-- Supplied material follows --
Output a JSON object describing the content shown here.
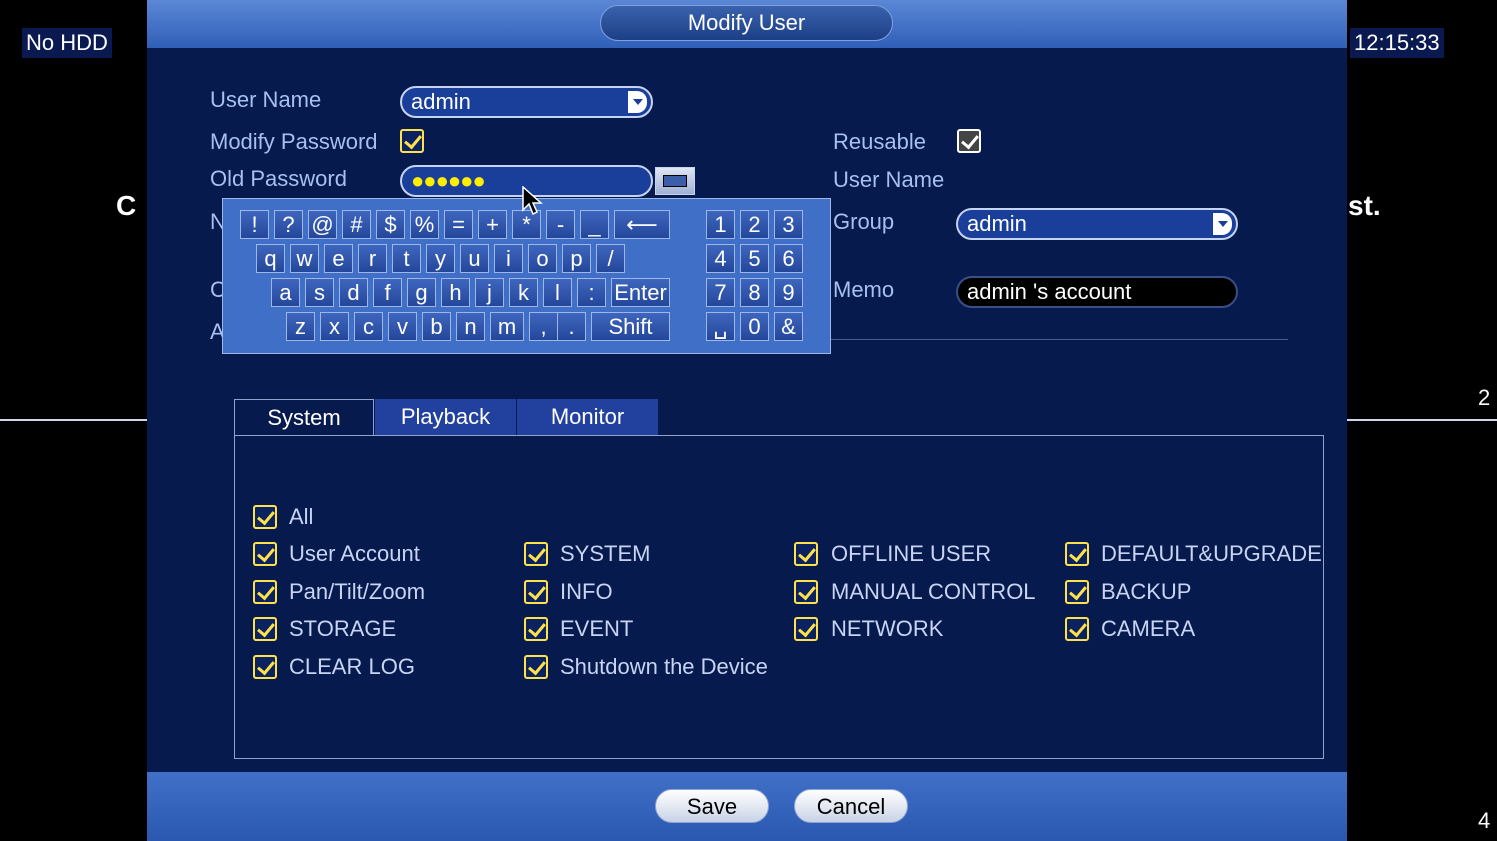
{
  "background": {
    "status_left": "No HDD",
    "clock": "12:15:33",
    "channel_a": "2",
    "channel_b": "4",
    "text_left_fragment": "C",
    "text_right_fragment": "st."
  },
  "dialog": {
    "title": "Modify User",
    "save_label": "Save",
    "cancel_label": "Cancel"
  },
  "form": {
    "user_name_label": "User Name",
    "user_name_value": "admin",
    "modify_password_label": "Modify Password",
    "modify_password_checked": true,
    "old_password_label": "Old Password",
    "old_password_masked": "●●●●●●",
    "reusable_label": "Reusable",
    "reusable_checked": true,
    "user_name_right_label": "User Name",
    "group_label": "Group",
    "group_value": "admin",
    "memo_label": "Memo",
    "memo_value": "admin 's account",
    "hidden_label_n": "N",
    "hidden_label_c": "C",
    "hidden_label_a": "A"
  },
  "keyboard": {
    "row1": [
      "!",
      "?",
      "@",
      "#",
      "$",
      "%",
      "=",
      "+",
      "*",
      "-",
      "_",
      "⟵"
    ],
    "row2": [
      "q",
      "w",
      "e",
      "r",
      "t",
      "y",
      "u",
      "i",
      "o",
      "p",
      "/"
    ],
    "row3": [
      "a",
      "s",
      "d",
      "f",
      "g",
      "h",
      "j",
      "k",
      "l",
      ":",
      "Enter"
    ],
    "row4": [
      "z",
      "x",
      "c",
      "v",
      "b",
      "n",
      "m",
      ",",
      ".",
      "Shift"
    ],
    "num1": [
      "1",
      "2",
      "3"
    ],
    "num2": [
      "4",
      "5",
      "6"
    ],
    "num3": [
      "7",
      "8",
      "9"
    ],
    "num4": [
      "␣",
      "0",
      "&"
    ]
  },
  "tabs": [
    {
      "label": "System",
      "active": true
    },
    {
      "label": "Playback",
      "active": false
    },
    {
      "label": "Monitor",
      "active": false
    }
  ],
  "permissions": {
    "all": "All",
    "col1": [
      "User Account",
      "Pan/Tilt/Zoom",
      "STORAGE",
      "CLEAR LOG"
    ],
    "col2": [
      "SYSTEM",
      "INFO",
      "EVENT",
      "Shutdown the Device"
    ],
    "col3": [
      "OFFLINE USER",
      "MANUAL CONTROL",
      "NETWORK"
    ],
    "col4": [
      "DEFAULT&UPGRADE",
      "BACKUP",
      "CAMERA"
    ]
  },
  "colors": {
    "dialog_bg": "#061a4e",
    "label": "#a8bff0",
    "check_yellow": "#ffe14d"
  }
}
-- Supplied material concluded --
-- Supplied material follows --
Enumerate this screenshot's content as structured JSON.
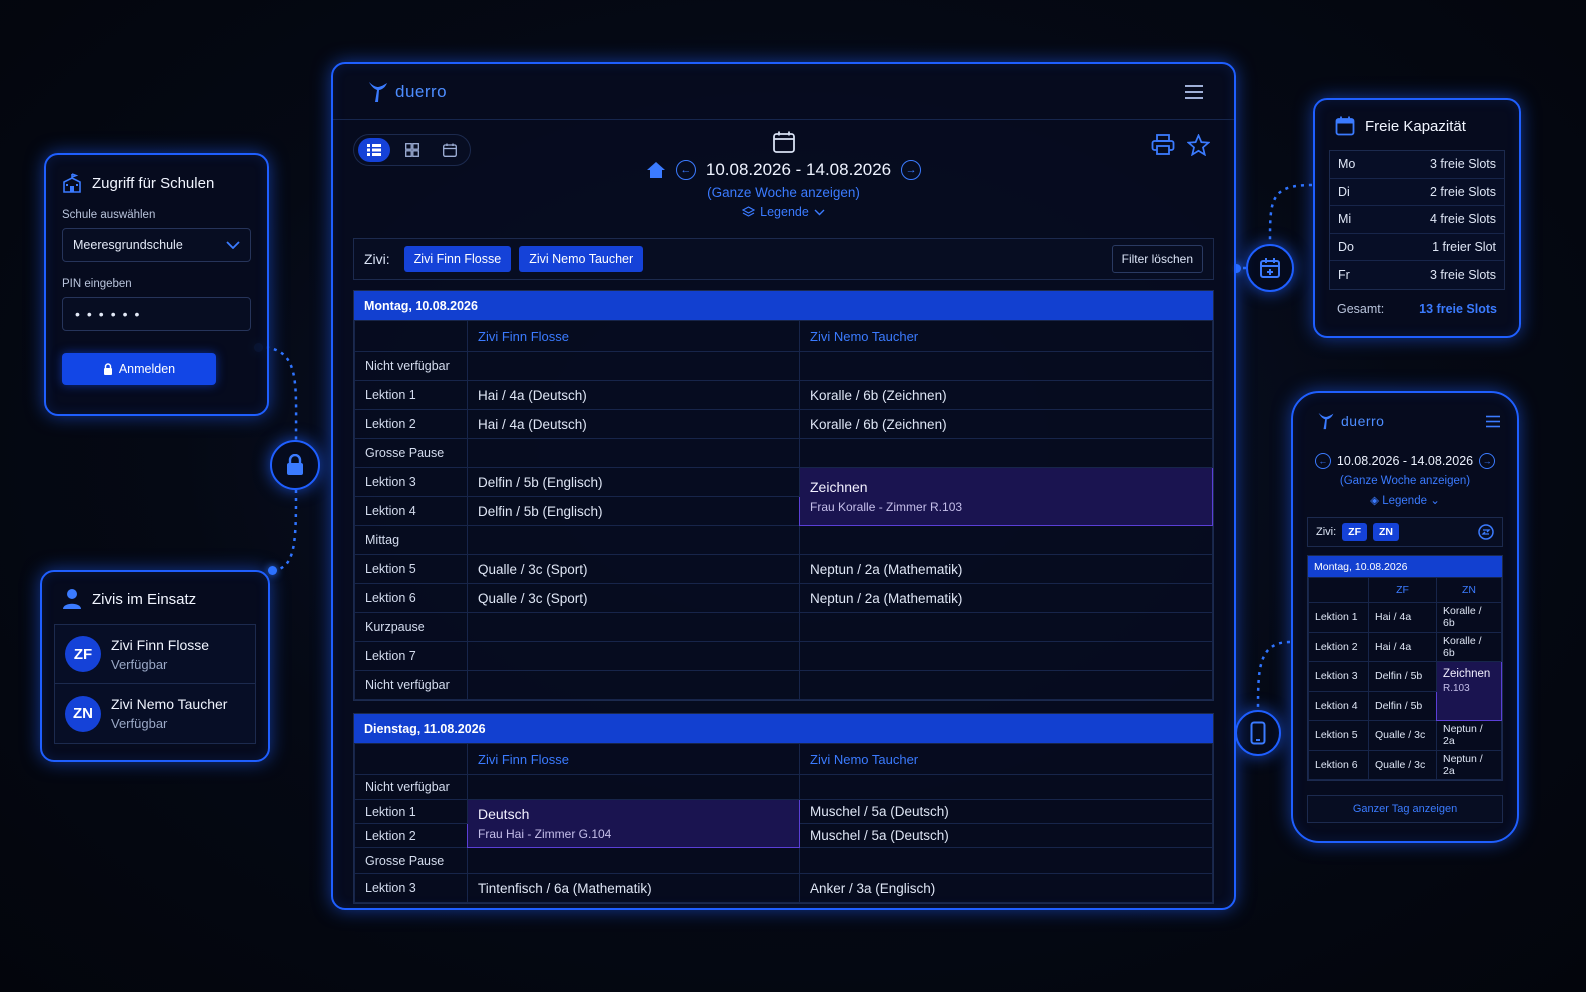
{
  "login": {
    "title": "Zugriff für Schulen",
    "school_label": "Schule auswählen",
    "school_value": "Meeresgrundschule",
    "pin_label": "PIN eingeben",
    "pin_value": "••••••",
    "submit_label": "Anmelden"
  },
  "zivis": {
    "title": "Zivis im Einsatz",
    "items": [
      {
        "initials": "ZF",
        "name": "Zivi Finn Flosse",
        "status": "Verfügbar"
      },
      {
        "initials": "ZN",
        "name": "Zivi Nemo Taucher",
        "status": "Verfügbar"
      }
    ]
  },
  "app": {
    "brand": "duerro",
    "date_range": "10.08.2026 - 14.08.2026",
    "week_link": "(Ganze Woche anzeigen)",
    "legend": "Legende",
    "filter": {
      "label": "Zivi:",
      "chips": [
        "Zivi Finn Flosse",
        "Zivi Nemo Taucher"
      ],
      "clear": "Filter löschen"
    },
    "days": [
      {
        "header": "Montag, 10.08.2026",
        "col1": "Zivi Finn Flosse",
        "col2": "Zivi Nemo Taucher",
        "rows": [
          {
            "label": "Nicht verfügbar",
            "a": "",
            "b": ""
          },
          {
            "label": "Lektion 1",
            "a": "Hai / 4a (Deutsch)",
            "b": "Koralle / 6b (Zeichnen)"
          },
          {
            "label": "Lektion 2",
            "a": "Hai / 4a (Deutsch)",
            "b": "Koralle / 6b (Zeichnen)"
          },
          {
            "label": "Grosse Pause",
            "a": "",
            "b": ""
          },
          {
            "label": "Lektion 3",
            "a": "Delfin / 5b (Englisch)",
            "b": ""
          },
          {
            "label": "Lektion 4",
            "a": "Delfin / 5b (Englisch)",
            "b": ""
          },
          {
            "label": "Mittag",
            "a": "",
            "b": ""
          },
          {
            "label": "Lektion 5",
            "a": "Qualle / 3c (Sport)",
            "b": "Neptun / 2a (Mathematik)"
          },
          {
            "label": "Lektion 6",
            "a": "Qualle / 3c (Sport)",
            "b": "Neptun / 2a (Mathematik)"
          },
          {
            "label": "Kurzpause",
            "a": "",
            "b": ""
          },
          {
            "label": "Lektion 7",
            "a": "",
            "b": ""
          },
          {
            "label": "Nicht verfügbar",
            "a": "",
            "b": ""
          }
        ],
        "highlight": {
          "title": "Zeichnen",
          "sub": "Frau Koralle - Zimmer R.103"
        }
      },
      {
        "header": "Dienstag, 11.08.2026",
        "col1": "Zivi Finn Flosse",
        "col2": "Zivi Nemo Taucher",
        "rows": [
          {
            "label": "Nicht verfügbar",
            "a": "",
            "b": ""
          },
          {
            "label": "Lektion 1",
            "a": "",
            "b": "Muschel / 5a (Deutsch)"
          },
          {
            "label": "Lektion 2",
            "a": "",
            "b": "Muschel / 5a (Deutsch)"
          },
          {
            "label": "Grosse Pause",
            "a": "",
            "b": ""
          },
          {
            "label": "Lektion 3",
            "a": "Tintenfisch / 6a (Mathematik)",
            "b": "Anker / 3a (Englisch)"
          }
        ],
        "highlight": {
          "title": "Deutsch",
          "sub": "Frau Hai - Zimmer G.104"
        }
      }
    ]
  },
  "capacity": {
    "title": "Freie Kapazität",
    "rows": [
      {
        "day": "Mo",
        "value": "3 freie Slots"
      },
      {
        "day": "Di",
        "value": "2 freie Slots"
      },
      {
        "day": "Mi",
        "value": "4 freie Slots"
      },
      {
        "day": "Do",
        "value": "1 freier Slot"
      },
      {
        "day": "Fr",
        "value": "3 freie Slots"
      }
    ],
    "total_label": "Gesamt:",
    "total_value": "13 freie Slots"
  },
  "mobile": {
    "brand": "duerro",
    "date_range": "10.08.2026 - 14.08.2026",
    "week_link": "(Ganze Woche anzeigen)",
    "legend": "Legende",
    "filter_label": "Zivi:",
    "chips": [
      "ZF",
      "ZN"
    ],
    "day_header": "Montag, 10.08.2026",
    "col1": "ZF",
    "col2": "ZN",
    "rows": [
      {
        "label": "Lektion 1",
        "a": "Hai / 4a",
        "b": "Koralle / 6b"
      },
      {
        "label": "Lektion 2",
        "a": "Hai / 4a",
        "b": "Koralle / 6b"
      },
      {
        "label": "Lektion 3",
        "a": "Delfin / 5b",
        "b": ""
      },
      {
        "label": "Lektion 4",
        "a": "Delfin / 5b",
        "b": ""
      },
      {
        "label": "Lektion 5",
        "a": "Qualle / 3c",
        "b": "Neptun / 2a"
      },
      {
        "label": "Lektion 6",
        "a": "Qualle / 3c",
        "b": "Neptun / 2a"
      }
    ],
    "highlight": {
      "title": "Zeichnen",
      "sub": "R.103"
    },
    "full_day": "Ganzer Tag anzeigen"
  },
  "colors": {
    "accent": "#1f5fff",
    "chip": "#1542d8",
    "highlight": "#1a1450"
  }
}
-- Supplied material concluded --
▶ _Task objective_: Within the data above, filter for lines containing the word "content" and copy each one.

▶ _Reply_:
Output a JSON object describing the content shown here.
Enumerate this screenshot's content as structured JSON.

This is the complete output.